◆ AIM OF THE TASK ◆
Scan the material below for the string "watermark", and copy every line where it shows up.

DATASET RECORDS Block Start

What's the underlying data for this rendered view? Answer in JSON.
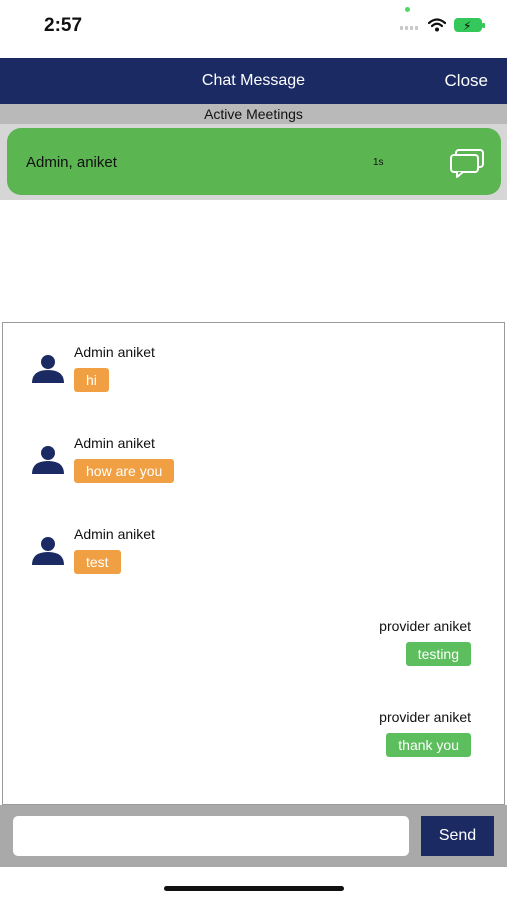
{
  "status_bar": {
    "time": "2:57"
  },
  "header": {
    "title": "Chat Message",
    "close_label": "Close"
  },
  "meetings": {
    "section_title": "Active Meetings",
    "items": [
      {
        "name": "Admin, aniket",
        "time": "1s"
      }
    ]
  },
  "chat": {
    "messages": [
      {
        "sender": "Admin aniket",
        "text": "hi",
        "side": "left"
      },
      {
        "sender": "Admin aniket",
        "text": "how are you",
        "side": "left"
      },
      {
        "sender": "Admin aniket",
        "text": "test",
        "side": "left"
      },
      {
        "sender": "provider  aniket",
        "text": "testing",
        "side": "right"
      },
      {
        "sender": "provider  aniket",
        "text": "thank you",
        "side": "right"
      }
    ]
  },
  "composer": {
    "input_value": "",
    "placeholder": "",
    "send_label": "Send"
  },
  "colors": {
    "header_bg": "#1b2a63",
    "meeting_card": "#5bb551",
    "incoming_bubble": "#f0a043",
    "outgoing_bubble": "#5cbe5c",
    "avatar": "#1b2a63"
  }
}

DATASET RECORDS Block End
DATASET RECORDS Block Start

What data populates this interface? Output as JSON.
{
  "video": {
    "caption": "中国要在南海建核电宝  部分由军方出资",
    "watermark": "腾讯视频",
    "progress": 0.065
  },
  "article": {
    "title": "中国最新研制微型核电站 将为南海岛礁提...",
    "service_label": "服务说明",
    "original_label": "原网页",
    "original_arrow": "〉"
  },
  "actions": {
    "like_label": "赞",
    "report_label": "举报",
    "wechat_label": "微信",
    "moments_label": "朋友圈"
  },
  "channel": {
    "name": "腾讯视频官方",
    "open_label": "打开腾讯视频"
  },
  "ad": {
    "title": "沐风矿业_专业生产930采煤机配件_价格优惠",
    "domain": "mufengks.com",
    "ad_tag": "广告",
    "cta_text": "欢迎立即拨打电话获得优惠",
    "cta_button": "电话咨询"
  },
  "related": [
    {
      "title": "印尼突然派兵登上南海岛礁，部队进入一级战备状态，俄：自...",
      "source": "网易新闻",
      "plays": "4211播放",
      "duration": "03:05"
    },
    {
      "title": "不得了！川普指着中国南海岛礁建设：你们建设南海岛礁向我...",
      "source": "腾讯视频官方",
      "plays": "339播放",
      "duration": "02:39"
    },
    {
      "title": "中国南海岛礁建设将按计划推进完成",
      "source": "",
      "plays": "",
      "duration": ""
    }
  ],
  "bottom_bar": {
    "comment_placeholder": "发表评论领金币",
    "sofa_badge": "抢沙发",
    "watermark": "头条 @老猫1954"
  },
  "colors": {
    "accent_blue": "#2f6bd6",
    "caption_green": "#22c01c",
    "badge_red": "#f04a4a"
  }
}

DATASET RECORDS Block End
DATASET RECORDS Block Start

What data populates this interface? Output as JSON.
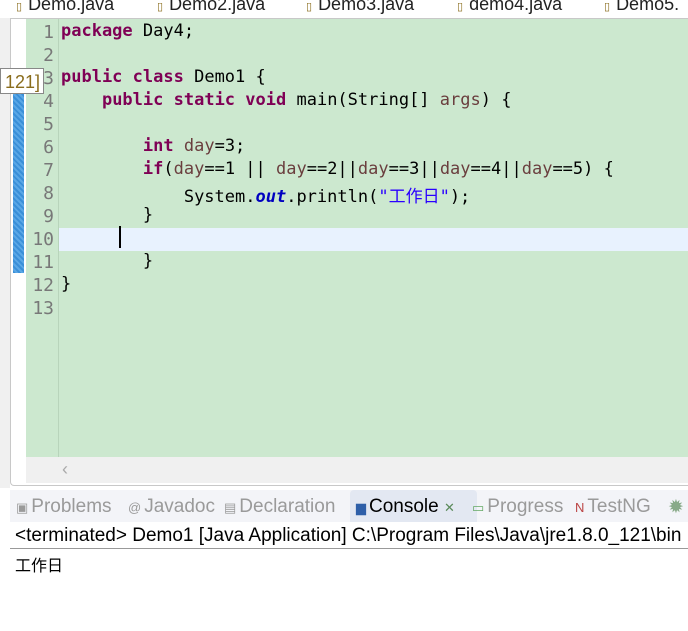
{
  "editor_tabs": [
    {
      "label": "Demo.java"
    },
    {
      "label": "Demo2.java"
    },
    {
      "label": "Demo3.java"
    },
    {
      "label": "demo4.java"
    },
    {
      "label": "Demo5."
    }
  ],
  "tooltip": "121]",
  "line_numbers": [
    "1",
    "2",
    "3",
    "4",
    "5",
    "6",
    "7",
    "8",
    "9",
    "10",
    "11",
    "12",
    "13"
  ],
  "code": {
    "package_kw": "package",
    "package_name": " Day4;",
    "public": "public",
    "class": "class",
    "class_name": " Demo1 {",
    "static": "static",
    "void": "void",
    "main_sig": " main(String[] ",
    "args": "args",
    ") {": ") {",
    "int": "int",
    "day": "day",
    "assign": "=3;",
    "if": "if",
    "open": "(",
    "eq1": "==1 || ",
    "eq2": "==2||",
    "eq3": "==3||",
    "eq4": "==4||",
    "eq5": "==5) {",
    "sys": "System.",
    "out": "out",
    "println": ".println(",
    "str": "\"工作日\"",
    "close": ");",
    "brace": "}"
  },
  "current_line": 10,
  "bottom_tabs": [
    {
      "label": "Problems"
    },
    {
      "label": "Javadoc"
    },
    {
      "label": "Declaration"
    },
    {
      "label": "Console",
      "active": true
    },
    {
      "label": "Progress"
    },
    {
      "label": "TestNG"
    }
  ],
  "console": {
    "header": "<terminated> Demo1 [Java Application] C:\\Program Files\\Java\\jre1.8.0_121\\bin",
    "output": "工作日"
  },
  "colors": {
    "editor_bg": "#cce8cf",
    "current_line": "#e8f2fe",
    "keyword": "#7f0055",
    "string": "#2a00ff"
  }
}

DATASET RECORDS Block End

◆ TASK OUTPUT ◆
    "watermark": "腾讯视频",
    "watermark": "头条 @老猫1954"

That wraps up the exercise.